In the data below, find every line that has the string "JSON", and copy it.

Stored data entries
[Start of section]
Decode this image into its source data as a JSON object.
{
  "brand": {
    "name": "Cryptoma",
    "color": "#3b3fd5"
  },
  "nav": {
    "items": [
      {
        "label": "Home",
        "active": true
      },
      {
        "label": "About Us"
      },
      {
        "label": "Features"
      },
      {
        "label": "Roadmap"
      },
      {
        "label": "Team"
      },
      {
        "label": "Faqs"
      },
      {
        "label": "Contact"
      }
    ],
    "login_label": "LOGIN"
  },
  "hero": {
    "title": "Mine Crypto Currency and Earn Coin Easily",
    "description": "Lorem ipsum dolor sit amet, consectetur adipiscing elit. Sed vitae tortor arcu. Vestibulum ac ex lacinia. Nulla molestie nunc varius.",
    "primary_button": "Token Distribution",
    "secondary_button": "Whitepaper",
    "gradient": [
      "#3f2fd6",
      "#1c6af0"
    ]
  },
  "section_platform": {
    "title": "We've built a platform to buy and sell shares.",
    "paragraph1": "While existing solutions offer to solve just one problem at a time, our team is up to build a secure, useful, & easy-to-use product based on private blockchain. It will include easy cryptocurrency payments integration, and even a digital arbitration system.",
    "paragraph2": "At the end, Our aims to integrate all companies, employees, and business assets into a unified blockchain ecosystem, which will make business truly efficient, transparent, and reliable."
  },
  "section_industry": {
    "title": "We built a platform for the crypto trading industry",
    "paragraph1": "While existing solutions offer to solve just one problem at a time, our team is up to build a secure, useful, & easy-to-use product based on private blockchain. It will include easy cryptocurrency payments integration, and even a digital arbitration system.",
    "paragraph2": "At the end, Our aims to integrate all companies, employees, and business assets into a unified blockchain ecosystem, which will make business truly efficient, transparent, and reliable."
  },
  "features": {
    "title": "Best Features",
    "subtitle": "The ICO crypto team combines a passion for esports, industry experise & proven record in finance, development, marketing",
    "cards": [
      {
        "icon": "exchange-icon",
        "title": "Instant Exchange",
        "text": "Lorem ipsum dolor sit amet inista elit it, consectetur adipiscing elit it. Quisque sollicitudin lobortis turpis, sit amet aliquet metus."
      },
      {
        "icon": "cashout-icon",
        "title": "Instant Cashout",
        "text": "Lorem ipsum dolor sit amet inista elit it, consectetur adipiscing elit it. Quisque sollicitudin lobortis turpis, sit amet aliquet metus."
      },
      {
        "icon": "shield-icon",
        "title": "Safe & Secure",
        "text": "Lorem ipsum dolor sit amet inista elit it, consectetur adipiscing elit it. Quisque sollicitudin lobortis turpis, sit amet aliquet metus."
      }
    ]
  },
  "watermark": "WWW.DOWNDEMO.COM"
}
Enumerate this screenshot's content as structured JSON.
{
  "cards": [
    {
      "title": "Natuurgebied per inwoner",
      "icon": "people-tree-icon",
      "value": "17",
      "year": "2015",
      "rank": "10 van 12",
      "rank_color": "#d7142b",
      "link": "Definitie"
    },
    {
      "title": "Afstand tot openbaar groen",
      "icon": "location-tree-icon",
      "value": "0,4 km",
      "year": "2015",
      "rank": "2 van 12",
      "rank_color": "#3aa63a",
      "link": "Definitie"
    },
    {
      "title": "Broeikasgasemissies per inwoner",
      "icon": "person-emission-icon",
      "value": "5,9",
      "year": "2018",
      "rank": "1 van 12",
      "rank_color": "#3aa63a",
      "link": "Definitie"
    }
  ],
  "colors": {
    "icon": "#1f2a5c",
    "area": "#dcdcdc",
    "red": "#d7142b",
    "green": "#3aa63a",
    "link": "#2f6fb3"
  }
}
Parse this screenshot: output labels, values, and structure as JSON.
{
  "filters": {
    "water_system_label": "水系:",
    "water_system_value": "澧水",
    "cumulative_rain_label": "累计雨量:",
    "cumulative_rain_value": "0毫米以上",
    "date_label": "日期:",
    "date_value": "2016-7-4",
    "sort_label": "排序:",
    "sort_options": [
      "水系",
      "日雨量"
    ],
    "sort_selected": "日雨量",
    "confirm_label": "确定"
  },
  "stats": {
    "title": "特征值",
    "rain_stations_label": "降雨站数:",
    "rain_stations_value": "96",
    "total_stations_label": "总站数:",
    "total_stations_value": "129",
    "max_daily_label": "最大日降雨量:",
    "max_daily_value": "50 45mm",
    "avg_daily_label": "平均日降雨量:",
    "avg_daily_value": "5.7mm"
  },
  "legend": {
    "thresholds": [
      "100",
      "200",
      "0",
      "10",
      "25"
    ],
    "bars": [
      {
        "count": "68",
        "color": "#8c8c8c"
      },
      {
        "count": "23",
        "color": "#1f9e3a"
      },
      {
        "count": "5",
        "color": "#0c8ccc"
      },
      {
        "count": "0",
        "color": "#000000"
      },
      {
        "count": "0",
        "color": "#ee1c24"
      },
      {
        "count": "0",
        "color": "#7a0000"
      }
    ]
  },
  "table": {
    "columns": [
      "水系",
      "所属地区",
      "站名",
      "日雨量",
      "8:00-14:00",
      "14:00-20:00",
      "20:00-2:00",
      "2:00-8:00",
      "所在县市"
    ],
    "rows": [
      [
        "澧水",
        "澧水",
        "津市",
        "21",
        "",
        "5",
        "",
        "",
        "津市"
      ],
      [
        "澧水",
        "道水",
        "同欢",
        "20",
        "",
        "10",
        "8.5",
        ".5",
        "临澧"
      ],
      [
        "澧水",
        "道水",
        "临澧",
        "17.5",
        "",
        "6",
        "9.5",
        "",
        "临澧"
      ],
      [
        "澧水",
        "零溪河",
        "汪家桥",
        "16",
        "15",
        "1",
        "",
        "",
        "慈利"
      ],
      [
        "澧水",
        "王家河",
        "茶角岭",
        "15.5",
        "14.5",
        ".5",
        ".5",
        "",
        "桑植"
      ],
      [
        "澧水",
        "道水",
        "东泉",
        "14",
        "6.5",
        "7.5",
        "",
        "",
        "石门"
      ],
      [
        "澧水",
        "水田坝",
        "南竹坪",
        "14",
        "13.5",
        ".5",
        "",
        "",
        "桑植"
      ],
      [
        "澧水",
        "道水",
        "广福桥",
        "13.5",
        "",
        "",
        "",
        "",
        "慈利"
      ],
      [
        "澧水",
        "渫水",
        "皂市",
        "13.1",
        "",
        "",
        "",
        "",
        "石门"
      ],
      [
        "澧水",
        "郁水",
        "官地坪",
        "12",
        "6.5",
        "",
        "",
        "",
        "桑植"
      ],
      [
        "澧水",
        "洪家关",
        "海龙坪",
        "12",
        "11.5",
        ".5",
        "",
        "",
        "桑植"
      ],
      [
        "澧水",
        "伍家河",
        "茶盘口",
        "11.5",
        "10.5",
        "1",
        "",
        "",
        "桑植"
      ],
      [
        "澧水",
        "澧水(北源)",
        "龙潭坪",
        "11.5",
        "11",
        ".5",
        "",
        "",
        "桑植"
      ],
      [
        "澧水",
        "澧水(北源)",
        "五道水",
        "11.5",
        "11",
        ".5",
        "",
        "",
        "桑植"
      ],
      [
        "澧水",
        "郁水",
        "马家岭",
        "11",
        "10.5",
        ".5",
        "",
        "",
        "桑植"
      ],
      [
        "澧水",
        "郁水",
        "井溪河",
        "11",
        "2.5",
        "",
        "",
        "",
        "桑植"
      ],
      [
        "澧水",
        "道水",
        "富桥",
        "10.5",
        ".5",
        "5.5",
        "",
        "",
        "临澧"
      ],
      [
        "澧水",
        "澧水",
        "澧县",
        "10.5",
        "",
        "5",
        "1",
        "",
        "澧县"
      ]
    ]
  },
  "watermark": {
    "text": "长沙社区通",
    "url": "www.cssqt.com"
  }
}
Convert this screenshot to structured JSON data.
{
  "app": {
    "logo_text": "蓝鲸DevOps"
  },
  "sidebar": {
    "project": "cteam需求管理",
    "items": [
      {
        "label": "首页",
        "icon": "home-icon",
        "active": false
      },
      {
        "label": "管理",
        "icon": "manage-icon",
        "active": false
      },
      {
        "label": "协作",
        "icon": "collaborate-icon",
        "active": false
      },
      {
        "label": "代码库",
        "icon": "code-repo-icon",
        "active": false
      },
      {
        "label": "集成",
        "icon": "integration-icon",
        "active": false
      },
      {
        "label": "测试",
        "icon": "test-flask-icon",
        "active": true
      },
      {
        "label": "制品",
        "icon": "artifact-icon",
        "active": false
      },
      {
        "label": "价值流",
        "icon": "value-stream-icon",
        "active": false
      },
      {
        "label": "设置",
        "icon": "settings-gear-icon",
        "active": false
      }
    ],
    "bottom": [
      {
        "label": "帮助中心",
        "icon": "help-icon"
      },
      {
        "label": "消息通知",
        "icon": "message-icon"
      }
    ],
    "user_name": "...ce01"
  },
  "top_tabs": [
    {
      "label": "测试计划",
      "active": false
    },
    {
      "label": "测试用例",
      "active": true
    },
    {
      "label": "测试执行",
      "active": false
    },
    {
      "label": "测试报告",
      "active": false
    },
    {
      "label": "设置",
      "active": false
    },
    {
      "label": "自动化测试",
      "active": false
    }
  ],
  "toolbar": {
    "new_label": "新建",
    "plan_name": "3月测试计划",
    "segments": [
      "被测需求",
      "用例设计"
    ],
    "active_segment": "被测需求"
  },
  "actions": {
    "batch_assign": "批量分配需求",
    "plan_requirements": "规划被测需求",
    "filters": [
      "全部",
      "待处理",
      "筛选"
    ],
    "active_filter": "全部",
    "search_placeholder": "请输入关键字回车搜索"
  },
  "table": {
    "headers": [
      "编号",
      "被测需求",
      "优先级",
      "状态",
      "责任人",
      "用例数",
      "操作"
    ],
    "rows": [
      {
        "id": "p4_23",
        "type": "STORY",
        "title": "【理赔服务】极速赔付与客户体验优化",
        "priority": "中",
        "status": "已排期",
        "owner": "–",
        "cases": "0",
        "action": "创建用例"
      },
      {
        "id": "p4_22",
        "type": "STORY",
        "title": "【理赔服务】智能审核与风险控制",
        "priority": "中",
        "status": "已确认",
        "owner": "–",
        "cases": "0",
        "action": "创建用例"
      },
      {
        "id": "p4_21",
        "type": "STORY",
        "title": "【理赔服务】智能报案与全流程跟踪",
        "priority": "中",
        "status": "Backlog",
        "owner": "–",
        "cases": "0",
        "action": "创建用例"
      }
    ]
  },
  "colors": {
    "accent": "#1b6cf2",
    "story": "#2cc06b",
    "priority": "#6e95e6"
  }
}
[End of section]
### Output of the task
Decode this image into its source data as a JSON object.
Enumerate this screenshot's content as structured JSON.
Parse this screenshot: output labels, values, and structure as JSON.
Convert this screenshot to structured JSON data.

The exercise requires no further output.